I recently saw a post on social media that showed a German company protesting a “luxury” 19% tax on female hygiene products by masquerading tampons as a book, which only has a tax rate of 7%. The story is from June 2019 but started to make its rounds again.
As an advocate and business person, I love to see such inventive and on-brand campaigns that look at a problem and provide a solution and insight into why the issue at hand is absurd. The campaign also had some effect. In November of 2019, tampons were reduced to a 7% tax rate and no longer considered luxury goods in Germany. The company that came up with the idea sells organic sanitary products. Using their experience in the industry, they were able to start a conversation in a very focused and effective way while showing the hypocrisy of the “luxury” tax.
So before we get too comfortable with our “*tsk tsk* Germany,” let’s look at things here in Canada…
Since 2015, Canada no longer has a federal tax on menstrual products. However, before that, we collected roughly $36 million in taxes per year on menstrual products alone. So big picture, that’s quite a lot of money, but does it make a difference when we talk about the product’s affordability; does not charging GST on an item really make it more affordable? No. Removing a “tampon tax” is nothing more than a symbolic change. Look at these stats from 2015:
34% of women and girls in Canada have had to regularly or occasionally sacrifice something else within their budget to afford menstrual products.
63% of women and girls have regularly or occasionally missed an activity because of their period and concerns about not being able to access menstrual hygiene products or proper facilities.
93% of female respondents and 88% of male respondents support or somewhat support having menstrual hygiene products for free in schools.
81% of women and girls and 75% of men and boys support or somewhat support having menstrual hygiene products for free in the workplace.
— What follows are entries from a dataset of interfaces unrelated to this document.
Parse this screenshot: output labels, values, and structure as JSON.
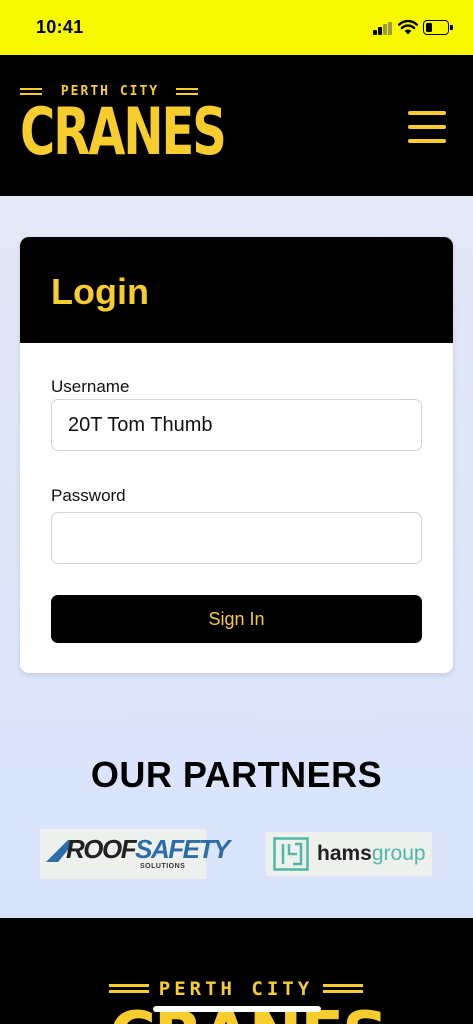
{
  "status_bar": {
    "time": "10:41"
  },
  "header": {
    "logo_top": "PERTH CITY",
    "logo_main": "CRANES"
  },
  "login": {
    "title": "Login",
    "username_label": "Username",
    "username_value": "20T Tom Thumb",
    "password_label": "Password",
    "password_value": "",
    "submit_label": "Sign In"
  },
  "partners": {
    "title": "OUR PARTNERS",
    "items": [
      {
        "name_main": "ROOF",
        "name_accent": "SAFETY",
        "sub": "SOLUTIONS"
      },
      {
        "name_main": "hams",
        "name_accent": "group"
      }
    ]
  },
  "footer": {
    "logo_top": "PERTH CITY",
    "logo_main": "CRANES"
  },
  "colors": {
    "status_bar": "#f7f700",
    "brand_yellow": "#f6cd2c",
    "header_bg": "#000000",
    "page_bg": "#e0e7f8",
    "hams_green": "#4fb9a6",
    "roof_blue": "#2b6da8"
  }
}
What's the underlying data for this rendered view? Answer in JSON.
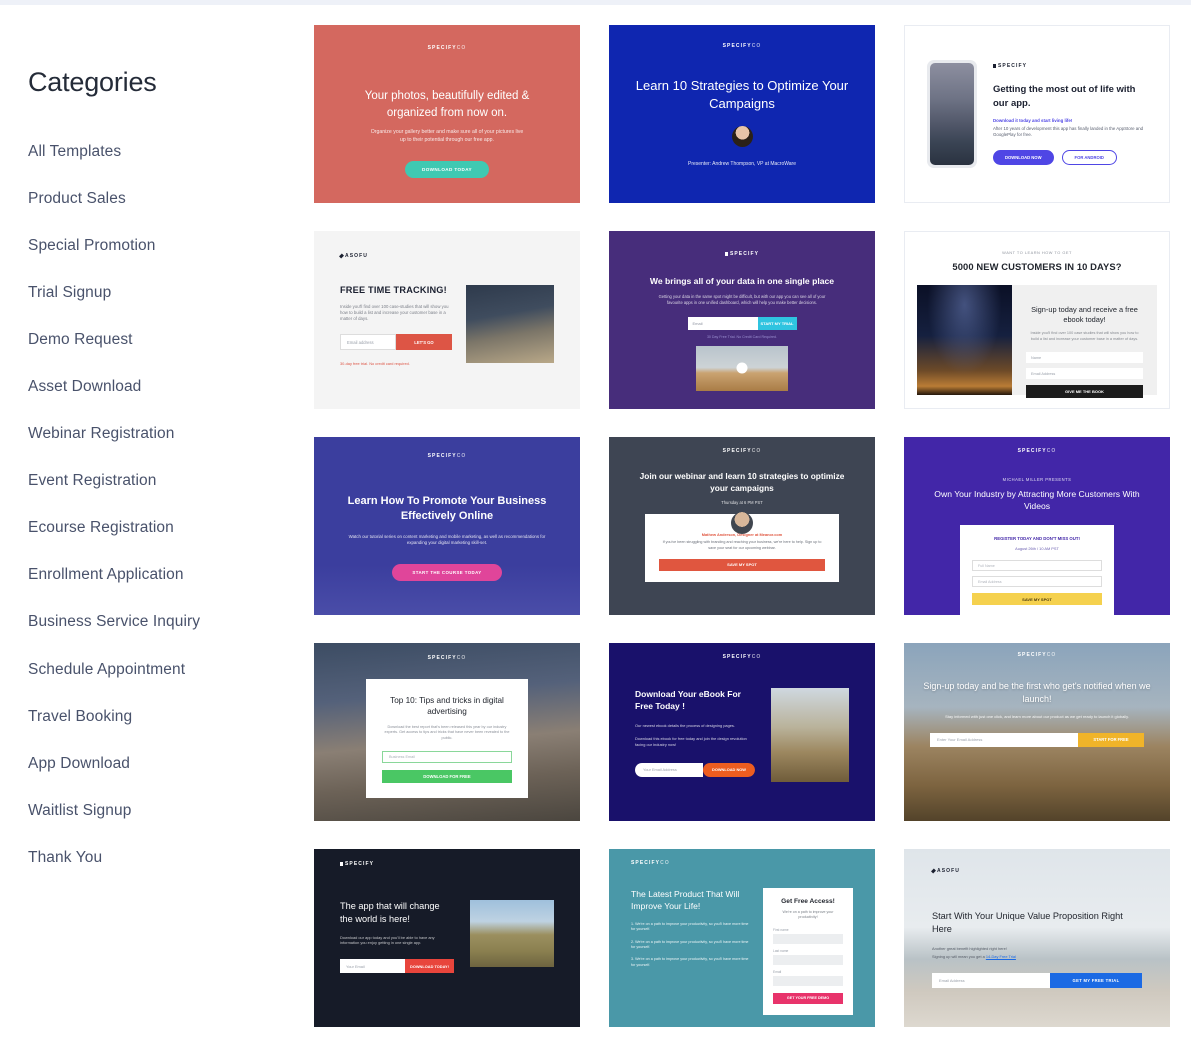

58% of female respondents said they occasionally or regularly felt the need to lie about being on their period or hide a menstrual product.
41% of female respondents said a male has occasionally or regularly teased them about being on their period, including by friends, colleagues and relatives.
The federal government recently announced a Menstrual Equity Fund which will see $25 million put towards providing products to those in need starting in 2022. That means, in part, creating a fund for non-profits and shelters to make products accessible/free for vulnerable women. They also announced that they will be providing menstrual products in federally regulated workplaces.
These are all somewhat positive policies, but do they actually look to solve the issue and address the realities listed above? No.
Anyone who reads this blog knows I have made it a focus of my business and my identity to fight back against patriarchal paradigms so deeply rooted within our society. You would also know that I have been fighting for industry-led solutions for problems that governments are failing to address, creating unimaginative and regressive policies for, or ignoring altogether.
This is another example of how the government sees a prominent issue, provides a partial solution, and calls the job complete.
It is something we have been facing in our own goal to create affordable housing solutions and second-stage shelter options for women and children fleeing intimate partner violence. I can’t help but wonder what solutions a company that had the vision and insight to expose a tax loophole could do with $25 million to address the issue of period poverty?
Maybe they should ask?